--- INPUT DATA ---
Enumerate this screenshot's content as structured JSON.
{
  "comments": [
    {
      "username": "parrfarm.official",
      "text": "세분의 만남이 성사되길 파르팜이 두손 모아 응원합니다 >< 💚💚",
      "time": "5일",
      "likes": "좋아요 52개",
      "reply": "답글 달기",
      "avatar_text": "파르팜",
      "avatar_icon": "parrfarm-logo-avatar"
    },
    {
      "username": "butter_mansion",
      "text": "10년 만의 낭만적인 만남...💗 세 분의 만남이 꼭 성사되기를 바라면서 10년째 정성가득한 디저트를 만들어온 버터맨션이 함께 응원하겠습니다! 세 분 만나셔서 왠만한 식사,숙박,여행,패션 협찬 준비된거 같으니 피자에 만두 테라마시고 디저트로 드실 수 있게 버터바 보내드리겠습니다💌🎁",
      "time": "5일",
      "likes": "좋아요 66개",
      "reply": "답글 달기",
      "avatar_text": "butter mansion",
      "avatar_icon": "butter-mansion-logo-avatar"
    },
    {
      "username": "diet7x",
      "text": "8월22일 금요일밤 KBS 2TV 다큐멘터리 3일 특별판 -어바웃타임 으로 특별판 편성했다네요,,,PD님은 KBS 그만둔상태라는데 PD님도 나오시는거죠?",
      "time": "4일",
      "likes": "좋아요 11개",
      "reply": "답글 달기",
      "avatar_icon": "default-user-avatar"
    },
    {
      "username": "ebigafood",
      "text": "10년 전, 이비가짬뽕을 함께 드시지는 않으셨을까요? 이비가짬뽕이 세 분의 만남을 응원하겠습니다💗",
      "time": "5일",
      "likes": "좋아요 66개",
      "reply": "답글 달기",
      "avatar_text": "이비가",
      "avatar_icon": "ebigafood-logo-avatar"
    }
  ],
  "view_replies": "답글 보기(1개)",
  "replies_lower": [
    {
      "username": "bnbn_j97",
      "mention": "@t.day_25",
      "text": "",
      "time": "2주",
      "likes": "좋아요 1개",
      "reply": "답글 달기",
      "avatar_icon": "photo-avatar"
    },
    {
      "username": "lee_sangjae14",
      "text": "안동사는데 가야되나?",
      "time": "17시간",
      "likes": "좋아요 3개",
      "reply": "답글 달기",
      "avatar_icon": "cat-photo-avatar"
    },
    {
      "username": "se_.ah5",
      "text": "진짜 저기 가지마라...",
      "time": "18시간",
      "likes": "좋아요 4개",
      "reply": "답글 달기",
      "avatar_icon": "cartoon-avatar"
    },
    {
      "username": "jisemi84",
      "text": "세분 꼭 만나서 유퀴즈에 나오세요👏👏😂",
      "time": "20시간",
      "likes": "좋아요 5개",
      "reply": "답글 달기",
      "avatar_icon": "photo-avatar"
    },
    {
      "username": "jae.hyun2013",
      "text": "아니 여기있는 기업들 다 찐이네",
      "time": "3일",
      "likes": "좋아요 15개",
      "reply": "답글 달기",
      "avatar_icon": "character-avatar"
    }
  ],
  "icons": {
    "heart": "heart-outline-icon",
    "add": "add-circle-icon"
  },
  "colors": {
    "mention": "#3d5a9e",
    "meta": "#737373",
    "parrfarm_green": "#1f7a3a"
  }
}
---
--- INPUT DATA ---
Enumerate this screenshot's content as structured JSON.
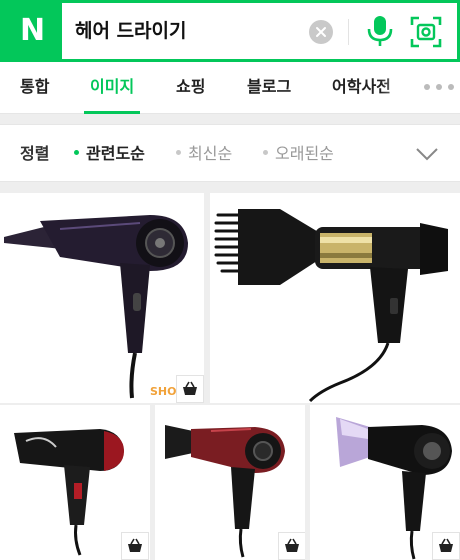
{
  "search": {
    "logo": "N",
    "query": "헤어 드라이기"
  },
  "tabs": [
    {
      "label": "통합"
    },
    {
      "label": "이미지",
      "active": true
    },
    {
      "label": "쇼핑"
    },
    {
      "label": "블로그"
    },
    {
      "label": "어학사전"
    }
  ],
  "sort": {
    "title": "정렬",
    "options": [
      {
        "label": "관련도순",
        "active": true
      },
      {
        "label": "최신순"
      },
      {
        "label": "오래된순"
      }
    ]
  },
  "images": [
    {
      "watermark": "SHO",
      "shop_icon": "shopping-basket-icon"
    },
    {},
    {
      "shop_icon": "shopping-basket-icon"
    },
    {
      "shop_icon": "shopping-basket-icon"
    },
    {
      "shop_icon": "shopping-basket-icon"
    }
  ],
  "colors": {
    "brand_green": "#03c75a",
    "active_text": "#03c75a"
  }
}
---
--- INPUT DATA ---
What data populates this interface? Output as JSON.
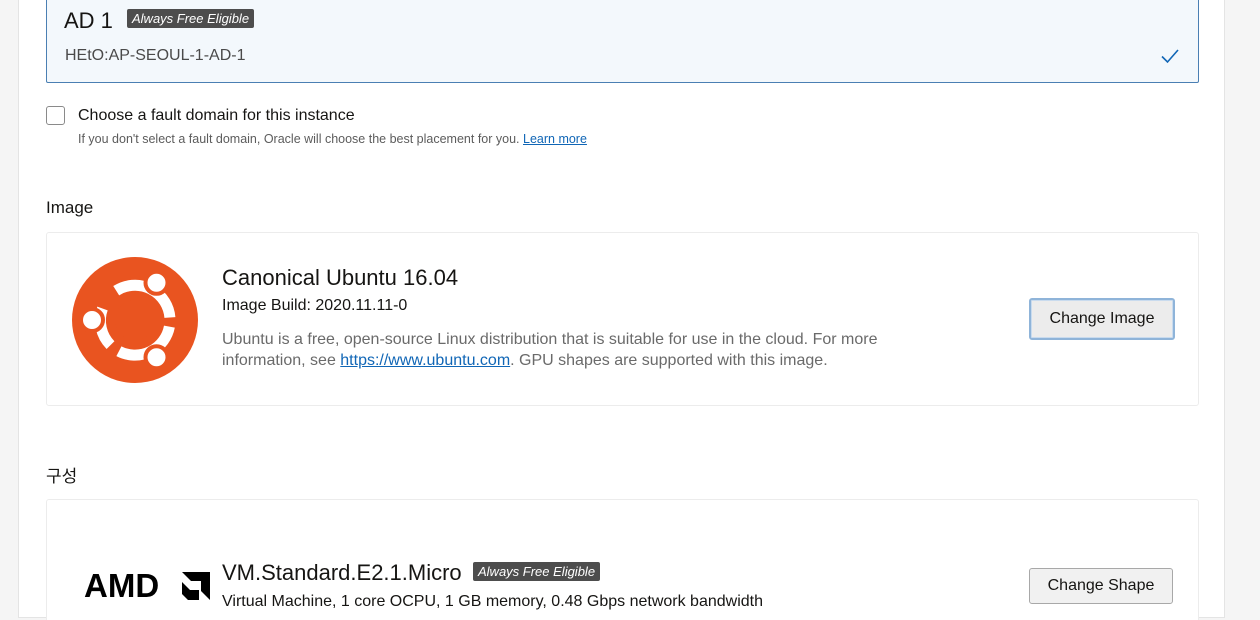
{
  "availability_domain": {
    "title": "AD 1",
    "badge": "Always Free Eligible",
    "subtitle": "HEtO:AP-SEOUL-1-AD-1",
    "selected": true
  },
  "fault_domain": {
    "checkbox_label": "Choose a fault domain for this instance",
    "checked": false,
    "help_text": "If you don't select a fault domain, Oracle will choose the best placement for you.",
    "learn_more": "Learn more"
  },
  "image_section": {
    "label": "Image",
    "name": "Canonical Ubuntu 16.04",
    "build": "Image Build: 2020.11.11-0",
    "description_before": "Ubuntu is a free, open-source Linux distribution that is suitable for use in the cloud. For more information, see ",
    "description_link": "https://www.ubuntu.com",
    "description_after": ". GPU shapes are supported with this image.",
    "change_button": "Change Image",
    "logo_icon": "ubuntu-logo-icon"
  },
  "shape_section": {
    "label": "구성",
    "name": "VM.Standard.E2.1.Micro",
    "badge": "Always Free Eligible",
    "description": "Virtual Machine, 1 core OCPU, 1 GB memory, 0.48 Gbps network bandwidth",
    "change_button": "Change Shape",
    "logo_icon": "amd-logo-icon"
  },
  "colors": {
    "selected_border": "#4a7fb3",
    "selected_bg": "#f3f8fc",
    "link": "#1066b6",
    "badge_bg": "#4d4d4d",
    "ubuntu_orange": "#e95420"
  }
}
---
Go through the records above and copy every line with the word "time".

## PROBLEM SOLUTION
      "time": "5일",
      "time": "5일",
      "time": "4일",
      "time": "5일",
      "time": "2주",
      "time": "17시간",
      "time": "18시간",
      "time": "20시간",
      "time": "3일",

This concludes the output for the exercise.